Perhaps it is their strange juxtaposing ability to be both ordinary otherworldly that makes them so enticing, or perhaps it’s that they are so high in nutrients and taste so great!
by Lucy Reese, DeLano Farms Manager
As some of you may know, we faced a saddening late blight infection in our fields during the 2013 season. Late blight is a serious disease of tomatoes and potatoes that can wipe out a crop in days. We did everything we could have done to eradicate the infection, and stop the spread of late blight through our fields. Still, as we all know, micro organisms can be pesky and crafty, and we cannot rule out the possibility that there are some surviving late blight pathogens, EEK! We are taking every precaution to protect our crops from an outbreak. The first step is choosing blight resistant varieties of potatoes and tomatoes. Blight is an issue on many farms, not just DeLano. For this reason, researchers have spent years identifying and breading blight resistant strains. These are what will be growing in DeLano fields this year. So if you notice that your potato is blue, or that your tomato is stripey, know that we are not just doing this for novelty sake. These unique varieties of plants are especially suited for DeLano's 2014 needs.
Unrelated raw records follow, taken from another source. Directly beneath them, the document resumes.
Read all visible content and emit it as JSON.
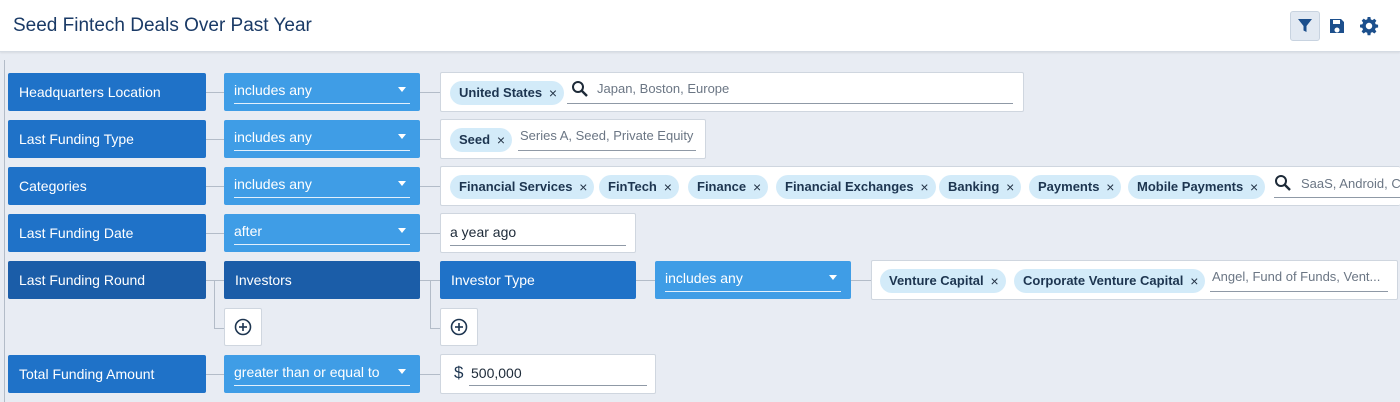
{
  "header": {
    "title": "Seed Fintech Deals Over Past Year",
    "icons": [
      "filter-icon",
      "save-icon",
      "gear-icon"
    ]
  },
  "filters": {
    "hq": {
      "label": "Headquarters Location",
      "operator": "includes any",
      "chips": [
        "United States"
      ],
      "placeholder": "Japan, Boston, Europe"
    },
    "funding_type": {
      "label": "Last Funding Type",
      "operator": "includes any",
      "chips": [
        "Seed"
      ],
      "placeholder": "Series A, Seed, Private Equity"
    },
    "categories": {
      "label": "Categories",
      "operator": "includes any",
      "chips": [
        "Financial Services",
        "FinTech",
        "Finance",
        "Financial Exchanges",
        "Banking",
        "Payments",
        "Mobile Payments"
      ],
      "placeholder": "SaaS, Android, C"
    },
    "funding_date": {
      "label": "Last Funding Date",
      "operator": "after",
      "value": "a year ago"
    },
    "funding_round": {
      "label": "Last Funding Round",
      "sub_label": "Investors",
      "sub_sub_label": "Investor Type",
      "operator": "includes any",
      "chips": [
        "Venture Capital",
        "Corporate Venture Capital"
      ],
      "placeholder": "Angel, Fund of Funds, Vent..."
    },
    "total_funding": {
      "label": "Total Funding Amount",
      "operator": "greater than or equal to",
      "currency": "$",
      "value": "500,000"
    }
  },
  "colors": {
    "label_blue": "#1f72c8",
    "operator_blue": "#3f9de6",
    "chip_bg": "#d3ebf9"
  }
}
The second angle of attack is proper crop rotation. We are keeping this year's tomatoes and potatoes far, far away from last year's. This way, if one infected straggler remains, it will have a more difficult time passing on his disease, because all potential hosts will be across the farm. Because the disease is most likely to persist on potato tubers, we will be keeping the potato field cover cropped and routinely mowed, so as to kill any surviving potatoes.
As part of this measure, we will not have cherry tomatoes in the u-pick section. Instead, they will be grown in our hoop house and with the other tomatoes and kept in the field with the other tomatoes. You will still have a chance to u-pick from the hoop house but, we would like to keep traffic and disease flow to a minimum out in the field. We know this is inconvenient, but we see it as an important disease management decision.
Yet a third strategy is bio control methods. We will be spraying the potatoes and tomatoes with a preventative biofungicide called Serenade. Approved for use in organic production, it is composed of beneficial microbes. The hope is that these little bacteria’s will make a happy home and procreate on the leaves of our valuable Nightshades, thus making it more difficult for other less desirable microbes, such as late blight, to set up colonies.The last angle of approach is doing everything we can to ensure the general health and wellness of our crops. As much as we dislike late blight, the Nightshades like it even less. They are our allies in fighting this pathogen, and every resource we can provide them for battle will ultimately help us. Thus, we will nurture them well from a young age, set out healthy transplants with adequate water, sun and nutrients. We will trellis them in a timely fashion, and do everything we can not to transport diseases to them from our clothes, tools or tractors. With care, luck, and some warm, dry weather, DeLano should avoid a 2014 blight infection.